The ICC Victims Participation and Reparations Section (VPRS) said it employed both an open and targeted approach in getting information from victims.

The open approach was done through the victims representations forms submitted until August 13 this year. 

Aside from the 204 victims representations received, 8 other submissions were deemed not to have met their standards and were not forwarded to the Pre-Trial Chamber.

Targeted approach was done through interlocutors.

ICC VPRS said it prioritized the victims’ security as well as concerns over the COVID-19 pandemic. 

Submissions by victims are not considered evidence at this point but are expected to help ICC Pre-Trial Chamber judges decide whether or not to grant the ICC Prosecutor authority to proceed with the requested full-blown probe.

Bayan Secretary-General Renato Reyes said this was a significant development as this indicates that the victims themselves want the case to move forward.

“This gives a face to the different victims. They have come forward with their stories.
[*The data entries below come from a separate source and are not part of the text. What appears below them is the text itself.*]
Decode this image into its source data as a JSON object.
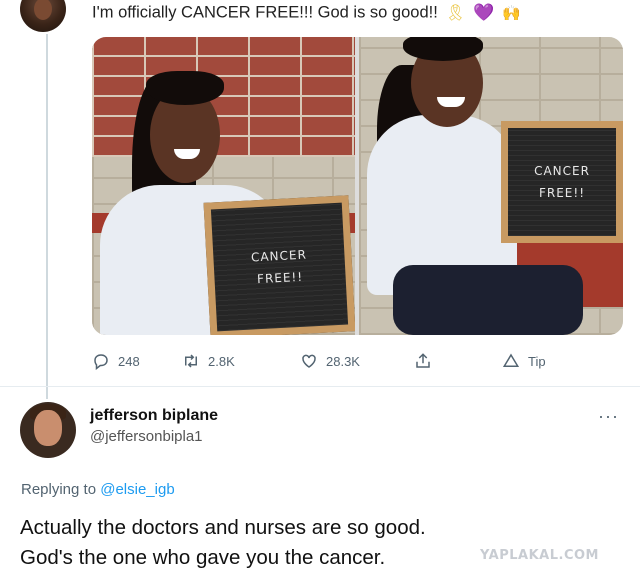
{
  "tweet": {
    "text": "I'm officially CANCER FREE!!! God is so good!!",
    "emojis": [
      {
        "name": "ribbon-icon",
        "glyph": "🎗"
      },
      {
        "name": "purple-heart-icon",
        "glyph": "💜"
      },
      {
        "name": "raised-hands-icon",
        "glyph": "🙌"
      }
    ],
    "board_left": [
      "CANCER",
      "FREE!!"
    ],
    "board_right": [
      "CANCER",
      "FREE!!"
    ],
    "stats": {
      "replies": "248",
      "retweets": "2.8K",
      "likes": "28.3K",
      "tip": "Tip"
    }
  },
  "reply_tweet": {
    "name": "jefferson biplane",
    "handle": "@jeffersonbipla1",
    "more": "···",
    "replying_prefix": "Replying to",
    "replying_to": "@elsie_igb",
    "lines": [
      "Actually the doctors and nurses are so good.",
      "God's the one who gave you the cancer."
    ]
  },
  "watermark": "YAPLAKAL.COM",
  "colors": {
    "link": "#1d9bf0",
    "muted": "#536471",
    "brick": "#a24a3c",
    "board_frame": "#c89a62"
  }
}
They have narrated their experiences ranging from extrajudicial killings to other human rights violations. So this has to be considered by the ICC as an important factor in moving the case forward in the level of a preliminary investigation,” he said.

“There’s a lot to do in terms of achieving accountability for these cases and it’s sad that even the Department of Justice right now has not made much headway because these cases exist and the Philippine government should have been investigating these cases in the first place,” he added.

The National Union of Peoples Lawyers (NUPL), meanwhile, asked the ICC to include in their investigation the killings and arrests of activists in the forefront against Duterte's drug war.

"Many activists and activist organizations have been actively condemning Pres. Duterte's 'war on drugs' and human rights violations, and it is legitimate that the ICC also consider these murders and inhumane acts. We ask the ICC to decide soon as the killings and arrests continue without let up," NUPL chairperson Neri Colmenares said.

"We are confident that with this clamor for justice and Pres. Duterte's weak arguments to avoid accountability, the ICC's Pre-Trial Chamber will ultimately grant the OTP recommendation for formal investigation of all who are involved in these heinous crimes."

Watch more on iWantTFC